By catching bad actors earlier in the lifecycle, you can help reduce the negative exposure for your customers, as well as help reduce your operational costs. Taking advantage of these additional insights, will allow you to be more confident in identifying your good customers vs. bad actors, allowing you to help provide a seamless experience to your customers while stopping fraud in its tracks.
1. Gemalto. (2018, October 9). Data Breaches Compromised 4.5 Billion Records in First half of 2018. emalto.com/press/pages/data-breaches-compromised-4-5-billion-records-in-first-half-of-2018.aspx
2. Nuvision Credit Union. (2019, January 23). Breaking News: Massive Data Breach Exposed 2.7 Billion Email and Password Combinations. https://nuvisionfederal.com/blog/memberresources/2019/01/23/breaking-news-massive-data-breach-exposed-2.7-billion-email-and-password-combinations
3. Javelin. (2018, February 6). U.S Victims in 2017, According to New Javelin Strategy & Research Study. https://www.javelinstrategy.com/press-release/identity-fraud-hits-all-time-high-167-million-us-victims-2017-according-new-javelin
4. Douglas, R (2020, January16). 2020 Identity Theft Statistics – Trends and statistics about identity theft. https://www.consumeraffairs.com/finance/identity-theft-statistics.html

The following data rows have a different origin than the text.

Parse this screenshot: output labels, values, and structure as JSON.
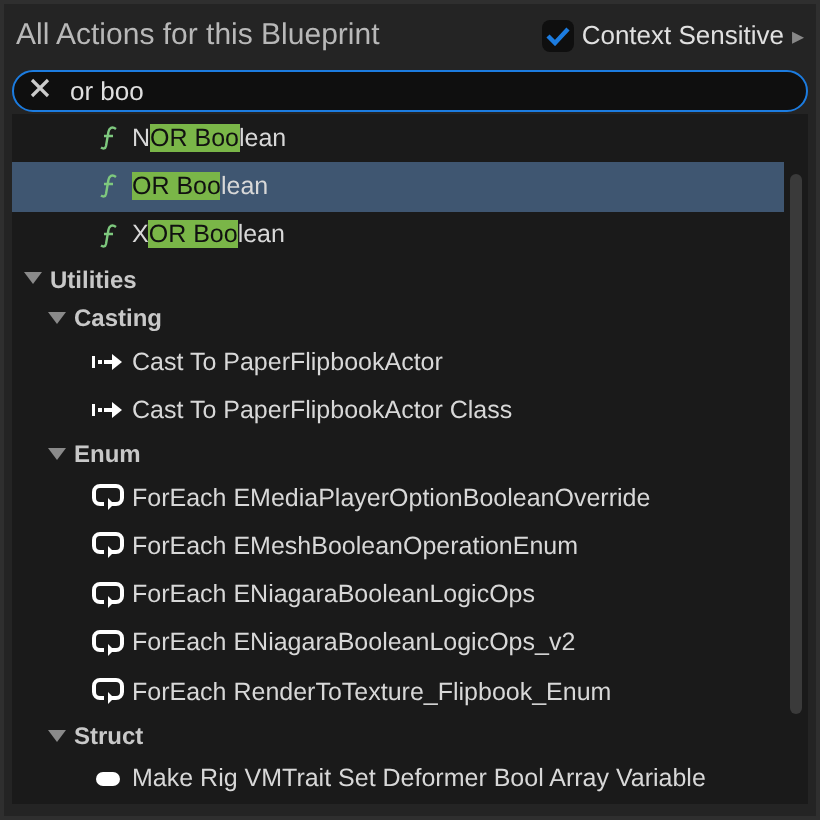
{
  "header": {
    "title": "All Actions for this Blueprint",
    "context_sensitive": {
      "label": "Context Sensitive",
      "checked": true,
      "arrow": "▸"
    }
  },
  "search": {
    "value": "or boo"
  },
  "items": [
    {
      "kind": "function",
      "prefix": "N",
      "match": "OR Boo",
      "suffix": "lean",
      "selected": false
    },
    {
      "kind": "function",
      "match": "OR Boo",
      "suffix": "lean",
      "selected": true
    },
    {
      "kind": "function",
      "prefix": "X",
      "match": "OR Boo",
      "suffix": "lean",
      "selected": false
    }
  ],
  "tree": [
    {
      "label": "Utilities",
      "expanded": true,
      "children": [
        {
          "label": "Casting",
          "expanded": true,
          "children": [
            {
              "kind": "cast",
              "label": "Cast To PaperFlipbookActor"
            },
            {
              "kind": "cast",
              "label": "Cast To PaperFlipbookActor Class"
            }
          ]
        },
        {
          "label": "Enum",
          "expanded": true,
          "children": [
            {
              "kind": "foreach",
              "label": "ForEach EMediaPlayerOptionBooleanOverride"
            },
            {
              "kind": "foreach",
              "label": "ForEach EMeshBooleanOperationEnum"
            },
            {
              "kind": "foreach",
              "label": "ForEach ENiagaraBooleanLogicOps"
            },
            {
              "kind": "foreach",
              "label": "ForEach ENiagaraBooleanLogicOps_v2"
            },
            {
              "kind": "foreach",
              "label": "ForEach RenderToTexture_Flipbook_Enum"
            }
          ]
        },
        {
          "label": "Struct",
          "expanded": true,
          "children": [
            {
              "kind": "struct",
              "label": "Make Rig VMTrait Set Deformer Bool Array Variable"
            }
          ]
        }
      ]
    }
  ]
}
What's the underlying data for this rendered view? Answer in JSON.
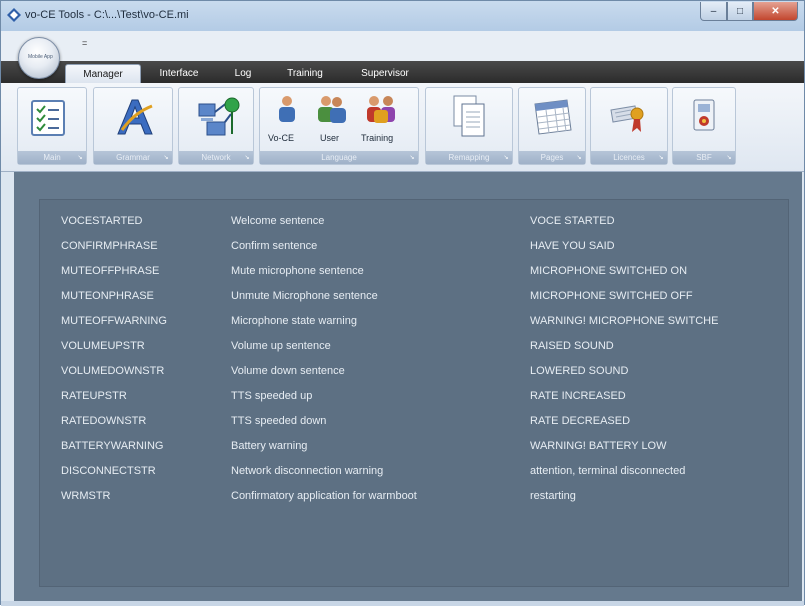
{
  "window": {
    "title": "vo-CE Tools - C:\\...\\Test\\vo-CE.mi",
    "close_glyph": "✕",
    "max_glyph": "□",
    "min_glyph": "–"
  },
  "orb_mark": "Mobile App",
  "qat_glyph": "=",
  "tabs": [
    "Manager",
    "Interface",
    "Log",
    "Training",
    "Supervisor"
  ],
  "ribbon_groups": [
    {
      "label": "Main",
      "icon": "checklist-icon"
    },
    {
      "label": "Grammar",
      "icon": "grammar-icon"
    },
    {
      "label": "Network",
      "icon": "network-icon"
    },
    {
      "label": "Language",
      "icon": "language-icon",
      "buttons": [
        "Vo-CE",
        "User",
        "Training"
      ]
    },
    {
      "label": "Remapping",
      "icon": "document-icon"
    },
    {
      "label": "Pages",
      "icon": "calendar-icon"
    },
    {
      "label": "Licences",
      "icon": "license-icon"
    },
    {
      "label": "SBF",
      "icon": "sbf-icon"
    }
  ],
  "launcher_glyph": "↘",
  "table": {
    "rows": [
      [
        "VOCESTARTED",
        "Welcome sentence",
        "VOCE STARTED"
      ],
      [
        "CONFIRMPHRASE",
        "Confirm sentence",
        "HAVE YOU SAID"
      ],
      [
        "MUTEOFFPHRASE",
        "Mute microphone sentence",
        "MICROPHONE SWITCHED ON"
      ],
      [
        "MUTEONPHRASE",
        "Unmute Microphone sentence",
        "MICROPHONE SWITCHED OFF"
      ],
      [
        "MUTEOFFWARNING",
        "Microphone state warning",
        "WARNING! MICROPHONE SWITCHE"
      ],
      [
        "VOLUMEUPSTR",
        "Volume up sentence",
        "RAISED SOUND"
      ],
      [
        "VOLUMEDOWNSTR",
        "Volume down sentence",
        "LOWERED SOUND"
      ],
      [
        "RATEUPSTR",
        "TTS speeded up",
        "RATE INCREASED"
      ],
      [
        "RATEDOWNSTR",
        "TTS speeded down",
        "RATE DECREASED"
      ],
      [
        "BATTERYWARNING",
        "Battery warning",
        "WARNING! BATTERY LOW"
      ],
      [
        "DISCONNECTSTR",
        "Network disconnection warning",
        "attention, terminal disconnected"
      ],
      [
        "WRMSTR",
        "Confirmatory application for warmboot",
        "restarting"
      ]
    ]
  },
  "colors": {
    "canvas": "#65798d",
    "panel": "#5d7083",
    "row_text": "#e7edf3"
  }
}
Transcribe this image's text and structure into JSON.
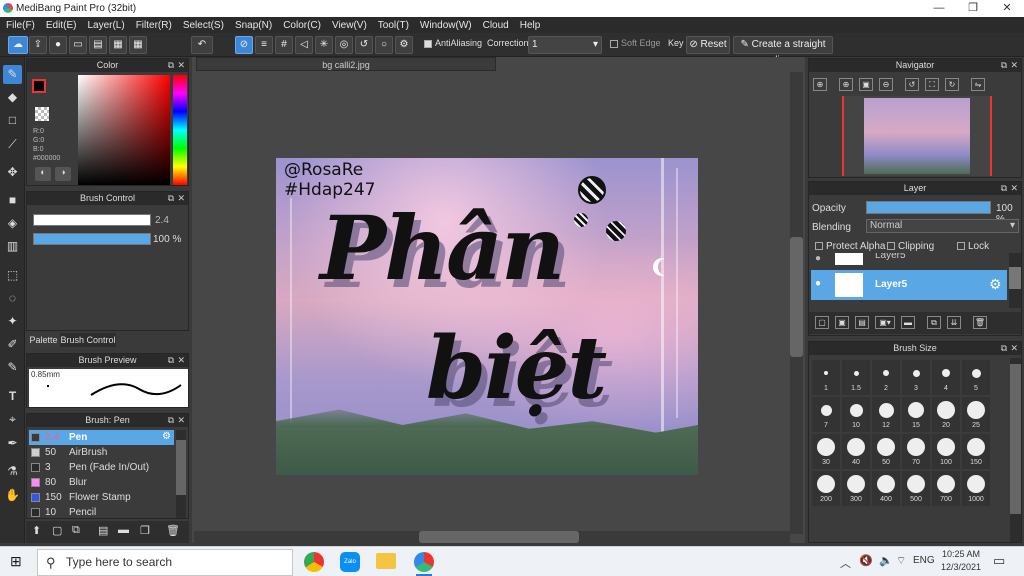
{
  "window": {
    "title": "MediBang Paint Pro (32bit)",
    "minimize": "—",
    "restore": "❐",
    "close": "✕"
  },
  "menu": [
    "File(F)",
    "Edit(E)",
    "Layer(L)",
    "Filter(R)",
    "Select(S)",
    "Snap(N)",
    "Color(C)",
    "View(V)",
    "Tool(T)",
    "Window(W)",
    "Cloud",
    "Help"
  ],
  "toolbar": {
    "antialiasing": "AntiAliasing",
    "correction_label": "Correction",
    "correction_value": "1",
    "soft_edge": "Soft Edge",
    "key": "Key",
    "reset": "Reset",
    "straight_line": "Create a straight line"
  },
  "color_panel": {
    "title": "Color",
    "r": "R:0",
    "g": "G:0",
    "b": "B:0",
    "hex": "#000000",
    "accent": "#ff0000"
  },
  "brush_control": {
    "title": "Brush Control",
    "size": "2.4",
    "opacity": "100 %"
  },
  "tabs": {
    "palette": "Palette",
    "brush_control": "Brush Control"
  },
  "brush_preview": {
    "title": "Brush Preview",
    "size": "0.85mm"
  },
  "brush_list": {
    "title": "Brush: Pen",
    "items": [
      {
        "size": "2.4",
        "name": "Pen",
        "color": "#3a3a3a",
        "selected": true
      },
      {
        "size": "50",
        "name": "AirBrush",
        "color": "#cfcfcf"
      },
      {
        "size": "3",
        "name": "Pen (Fade In/Out)",
        "color": "#2a2a2a"
      },
      {
        "size": "80",
        "name": "Blur",
        "color": "#ff88ff"
      },
      {
        "size": "150",
        "name": "Flower Stamp",
        "color": "#3355ee"
      },
      {
        "size": "10",
        "name": "Pencil",
        "color": "#2a2a2a"
      }
    ]
  },
  "document": {
    "tab": "bg calli2.jpg",
    "handle_line1": "@RosaRe",
    "handle_line2": "#Hdap247",
    "word1": "Phân",
    "word2": "biệt"
  },
  "navigator": {
    "title": "Navigator"
  },
  "layer_panel": {
    "title": "Layer",
    "opacity_label": "Opacity",
    "opacity_value": "100 %",
    "opacity_pct": 100,
    "blending_label": "Blending",
    "blending_value": "Normal",
    "protect_alpha": "Protect Alpha",
    "clipping": "Clipping",
    "lock": "Lock",
    "layers": [
      {
        "name": "Layer5"
      },
      {
        "name": "Layer5",
        "selected": true
      }
    ]
  },
  "brush_size": {
    "title": "Brush Size",
    "sizes": [
      "1",
      "1.5",
      "2",
      "3",
      "4",
      "5",
      "7",
      "10",
      "12",
      "15",
      "20",
      "25",
      "30",
      "40",
      "50",
      "70",
      "100",
      "150",
      "200",
      "300",
      "400",
      "500",
      "700",
      "1000"
    ]
  },
  "taskbar": {
    "search_placeholder": "Type here to search",
    "language": "ENG",
    "time": "10:25 AM",
    "date": "12/3/2021"
  }
}
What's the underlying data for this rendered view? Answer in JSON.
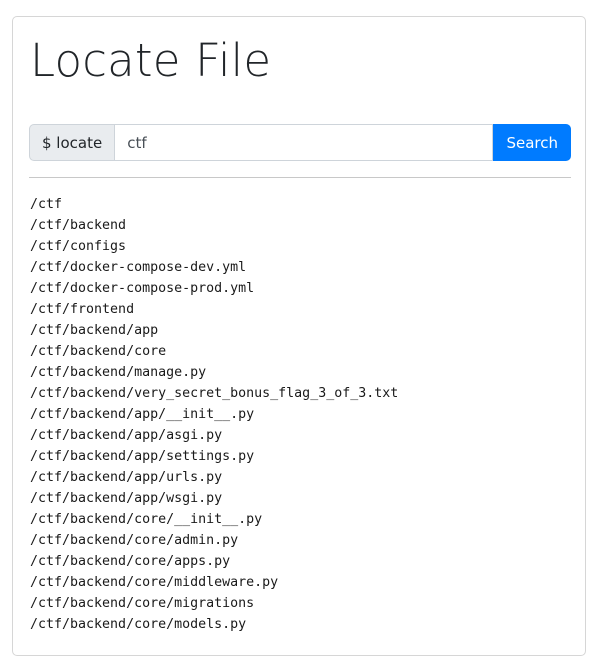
{
  "page": {
    "title": "Locate File"
  },
  "search": {
    "prefix": "$ locate",
    "value": "ctf",
    "button_label": "Search"
  },
  "results": [
    "/ctf",
    "/ctf/backend",
    "/ctf/configs",
    "/ctf/docker-compose-dev.yml",
    "/ctf/docker-compose-prod.yml",
    "/ctf/frontend",
    "/ctf/backend/app",
    "/ctf/backend/core",
    "/ctf/backend/manage.py",
    "/ctf/backend/very_secret_bonus_flag_3_of_3.txt",
    "/ctf/backend/app/__init__.py",
    "/ctf/backend/app/asgi.py",
    "/ctf/backend/app/settings.py",
    "/ctf/backend/app/urls.py",
    "/ctf/backend/app/wsgi.py",
    "/ctf/backend/core/__init__.py",
    "/ctf/backend/core/admin.py",
    "/ctf/backend/core/apps.py",
    "/ctf/backend/core/middleware.py",
    "/ctf/backend/core/migrations",
    "/ctf/backend/core/models.py"
  ],
  "colors": {
    "accent": "#007bff",
    "prepend_bg": "#e9ecef",
    "border": "#ced4da"
  }
}
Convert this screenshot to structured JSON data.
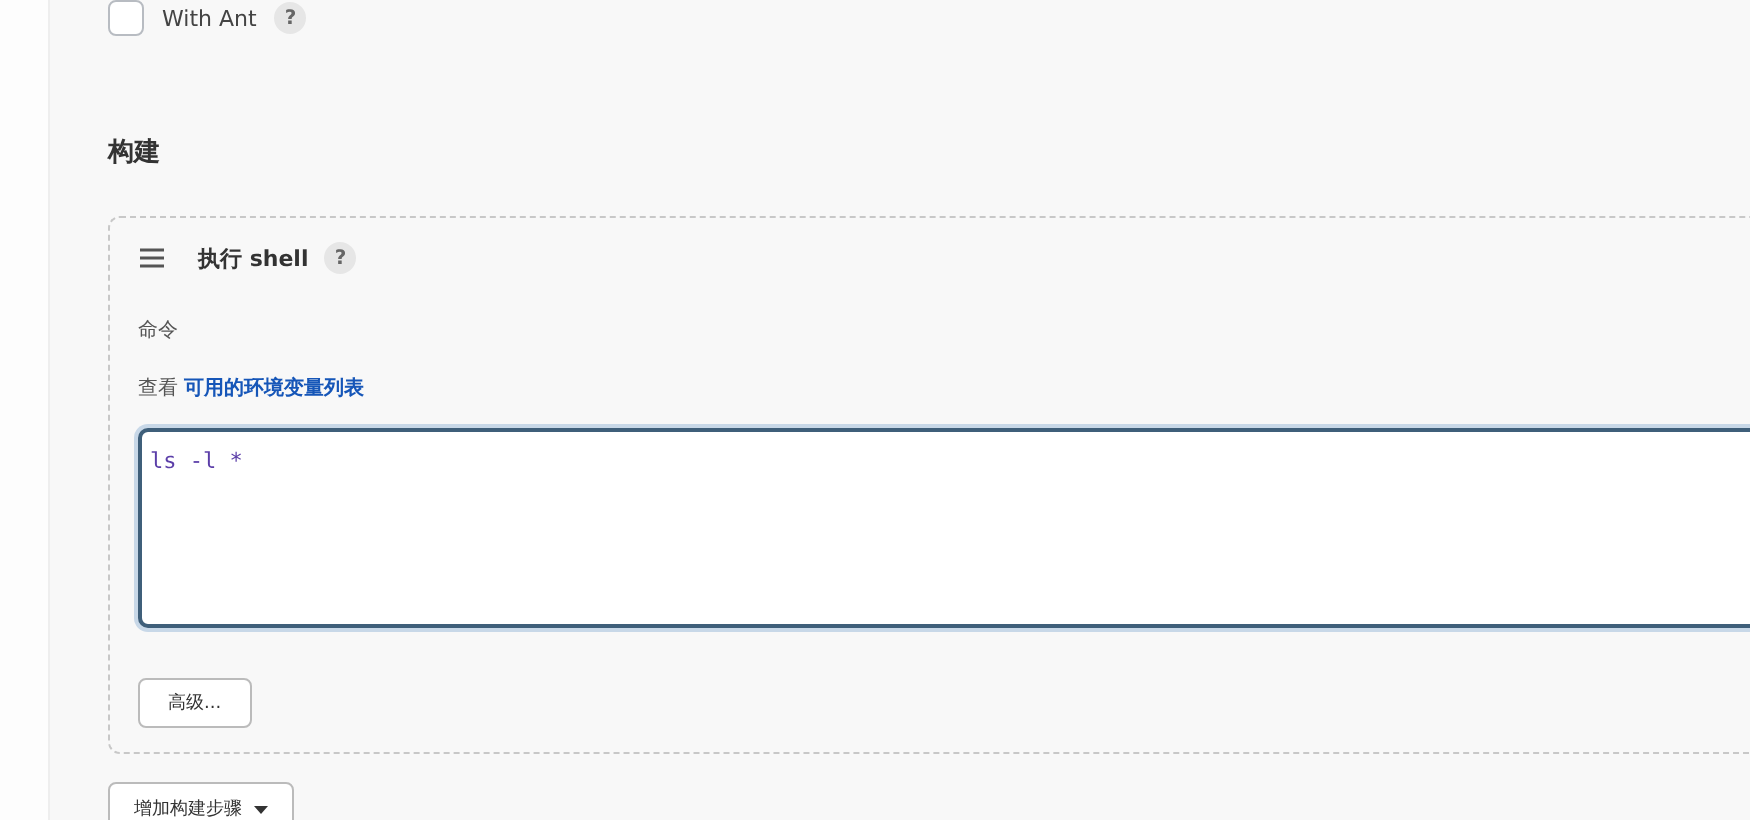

5. Insurance Information Institute. Facts + Statistics: Identity theft and cybercrime. https://www.iii.org/fact-statistic/facts-statistics-identity-theft-and-cybercrime